(Input data Opens)
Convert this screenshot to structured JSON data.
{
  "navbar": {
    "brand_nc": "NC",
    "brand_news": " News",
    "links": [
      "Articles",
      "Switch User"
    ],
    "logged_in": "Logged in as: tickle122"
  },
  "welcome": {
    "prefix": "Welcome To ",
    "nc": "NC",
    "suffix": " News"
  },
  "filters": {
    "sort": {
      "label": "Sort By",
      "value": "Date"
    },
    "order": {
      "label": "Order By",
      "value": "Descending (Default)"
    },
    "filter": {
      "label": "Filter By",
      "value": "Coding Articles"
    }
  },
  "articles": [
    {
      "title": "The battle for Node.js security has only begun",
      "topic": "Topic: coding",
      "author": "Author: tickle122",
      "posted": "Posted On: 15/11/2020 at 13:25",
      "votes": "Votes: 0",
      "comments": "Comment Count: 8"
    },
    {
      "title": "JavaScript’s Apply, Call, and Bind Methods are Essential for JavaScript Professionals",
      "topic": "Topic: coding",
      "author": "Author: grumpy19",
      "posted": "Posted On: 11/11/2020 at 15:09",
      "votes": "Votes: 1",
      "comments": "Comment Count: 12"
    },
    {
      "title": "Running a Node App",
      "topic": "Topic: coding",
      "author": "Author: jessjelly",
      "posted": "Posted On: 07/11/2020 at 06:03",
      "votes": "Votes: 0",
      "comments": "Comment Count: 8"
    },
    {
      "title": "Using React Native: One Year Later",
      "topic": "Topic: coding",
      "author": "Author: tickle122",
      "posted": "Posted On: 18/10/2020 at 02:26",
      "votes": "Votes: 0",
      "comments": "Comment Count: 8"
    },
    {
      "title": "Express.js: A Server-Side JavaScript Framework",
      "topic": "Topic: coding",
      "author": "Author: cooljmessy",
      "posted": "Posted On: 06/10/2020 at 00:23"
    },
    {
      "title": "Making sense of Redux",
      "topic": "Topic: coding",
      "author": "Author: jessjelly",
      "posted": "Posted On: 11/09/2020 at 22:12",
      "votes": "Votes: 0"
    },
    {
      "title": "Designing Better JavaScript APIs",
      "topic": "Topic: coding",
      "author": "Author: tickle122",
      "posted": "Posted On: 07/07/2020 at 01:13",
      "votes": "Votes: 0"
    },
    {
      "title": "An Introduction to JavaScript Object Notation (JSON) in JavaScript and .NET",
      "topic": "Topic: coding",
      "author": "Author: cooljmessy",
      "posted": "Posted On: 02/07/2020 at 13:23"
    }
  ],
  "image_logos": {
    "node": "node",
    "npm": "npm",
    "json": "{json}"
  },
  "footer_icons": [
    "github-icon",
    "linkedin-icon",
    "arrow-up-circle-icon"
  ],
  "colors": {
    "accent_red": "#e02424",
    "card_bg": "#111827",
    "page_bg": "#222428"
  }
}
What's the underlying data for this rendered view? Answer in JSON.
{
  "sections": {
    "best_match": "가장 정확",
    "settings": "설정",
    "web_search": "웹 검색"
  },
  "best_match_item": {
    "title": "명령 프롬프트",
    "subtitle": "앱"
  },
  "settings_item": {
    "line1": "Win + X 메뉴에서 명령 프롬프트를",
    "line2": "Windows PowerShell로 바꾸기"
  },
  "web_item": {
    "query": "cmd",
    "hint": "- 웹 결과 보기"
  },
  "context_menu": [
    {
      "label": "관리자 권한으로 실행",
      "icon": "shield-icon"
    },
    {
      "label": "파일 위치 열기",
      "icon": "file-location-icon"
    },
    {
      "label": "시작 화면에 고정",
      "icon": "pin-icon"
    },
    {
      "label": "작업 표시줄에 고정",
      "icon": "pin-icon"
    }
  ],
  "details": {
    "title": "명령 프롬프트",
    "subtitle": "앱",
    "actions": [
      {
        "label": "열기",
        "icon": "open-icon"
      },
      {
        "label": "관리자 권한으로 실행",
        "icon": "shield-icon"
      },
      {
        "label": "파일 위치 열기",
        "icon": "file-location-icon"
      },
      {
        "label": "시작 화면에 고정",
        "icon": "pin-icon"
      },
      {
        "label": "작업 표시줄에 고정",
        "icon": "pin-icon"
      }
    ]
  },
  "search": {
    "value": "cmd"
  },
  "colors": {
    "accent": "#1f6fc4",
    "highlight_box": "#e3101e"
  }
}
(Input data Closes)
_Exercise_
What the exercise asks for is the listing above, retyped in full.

_Written solution_
Convert this screenshot to structured JSON data.
{
  "navbar": {
    "brand_nc": "NC",
    "brand_news": " News",
    "links": [
      "Articles",
      "Switch User"
    ],
    "logged_in": "Logged in as: tickle122"
  },
  "welcome": {
    "prefix": "Welcome To ",
    "nc": "NC",
    "suffix": " News"
  },
  "filters": {
    "sort": {
      "label": "Sort By",
      "value": "Date"
    },
    "order": {
      "label": "Order By",
      "value": "Descending (Default)"
    },
    "filter": {
      "label": "Filter By",
      "value": "Coding Articles"
    }
  },
  "articles": [
    {
      "title": "The battle for Node.js security has only begun",
      "topic": "Topic: coding",
      "author": "Author: tickle122",
      "posted": "Posted On: 15/11/2020 at 13:25",
      "votes": "Votes: 0",
      "comments": "Comment Count: 8"
    },
    {
      "title": "JavaScript’s Apply, Call, and Bind Methods are Essential for JavaScript Professionals",
      "topic": "Topic: coding",
      "author": "Author: grumpy19",
      "posted": "Posted On: 11/11/2020 at 15:09",
      "votes": "Votes: 1",
      "comments": "Comment Count: 12"
    },
    {
      "title": "Running a Node App",
      "topic": "Topic: coding",
      "author": "Author: jessjelly",
      "posted": "Posted On: 07/11/2020 at 06:03",
      "votes": "Votes: 0",
      "comments": "Comment Count: 8"
    },
    {
      "title": "Using React Native: One Year Later",
      "topic": "Topic: coding",
      "author": "Author: tickle122",
      "posted": "Posted On: 18/10/2020 at 02:26",
      "votes": "Votes: 0",
      "comments": "Comment Count: 8"
    },
    {
      "title": "Express.js: A Server-Side JavaScript Framework",
      "topic": "Topic: coding",
      "author": "Author: cooljmessy",
      "posted": "Posted On: 06/10/2020 at 00:23"
    },
    {
      "title": "Making sense of Redux",
      "topic": "Topic: coding",
      "author": "Author: jessjelly",
      "posted": "Posted On: 11/09/2020 at 22:12",
      "votes": "Votes: 0"
    },
    {
      "title": "Designing Better JavaScript APIs",
      "topic": "Topic: coding",
      "author": "Author: tickle122",
      "posted": "Posted On: 07/07/2020 at 01:13",
      "votes": "Votes: 0"
    },
    {
      "title": "An Introduction to JavaScript Object Notation (JSON) in JavaScript and .NET",
      "topic": "Topic: coding",
      "author": "Author: cooljmessy",
      "posted": "Posted On: 02/07/2020 at 13:23"
    }
  ],
  "image_logos": {
    "node": "node",
    "npm": "npm",
    "json": "{json}"
  },
  "footer_icons": [
    "github-icon",
    "linkedin-icon",
    "arrow-up-circle-icon"
  ],
  "colors": {
    "accent_red": "#e02424",
    "card_bg": "#111827",
    "page_bg": "#222428"
  }
}
What's the underlying data for this rendered view? Answer in JSON.
{
  "sections": {
    "best_match": "가장 정확",
    "settings": "설정",
    "web_search": "웹 검색"
  },
  "best_match_item": {
    "title": "명령 프롬프트",
    "subtitle": "앱"
  },
  "settings_item": {
    "line1": "Win + X 메뉴에서 명령 프롬프트를",
    "line2": "Windows PowerShell로 바꾸기"
  },
  "web_item": {
    "query": "cmd",
    "hint": "- 웹 결과 보기"
  },
  "context_menu": [
    {
      "label": "관리자 권한으로 실행",
      "icon": "shield-icon"
    },
    {
      "label": "파일 위치 열기",
      "icon": "file-location-icon"
    },
    {
      "label": "시작 화면에 고정",
      "icon": "pin-icon"
    },
    {
      "label": "작업 표시줄에 고정",
      "icon": "pin-icon"
    }
  ],
  "details": {
    "title": "명령 프롬프트",
    "subtitle": "앱",
    "actions": [
      {
        "label": "열기",
        "icon": "open-icon"
      },
      {
        "label": "관리자 권한으로 실행",
        "icon": "shield-icon"
      },
      {
        "label": "파일 위치 열기",
        "icon": "file-location-icon"
      },
      {
        "label": "시작 화면에 고정",
        "icon": "pin-icon"
      },
      {
        "label": "작업 표시줄에 고정",
        "icon": "pin-icon"
      }
    ]
  },
  "search": {
    "value": "cmd"
  },
  "colors": {
    "accent": "#1f6fc4",
    "highlight_box": "#e3101e"
  }
}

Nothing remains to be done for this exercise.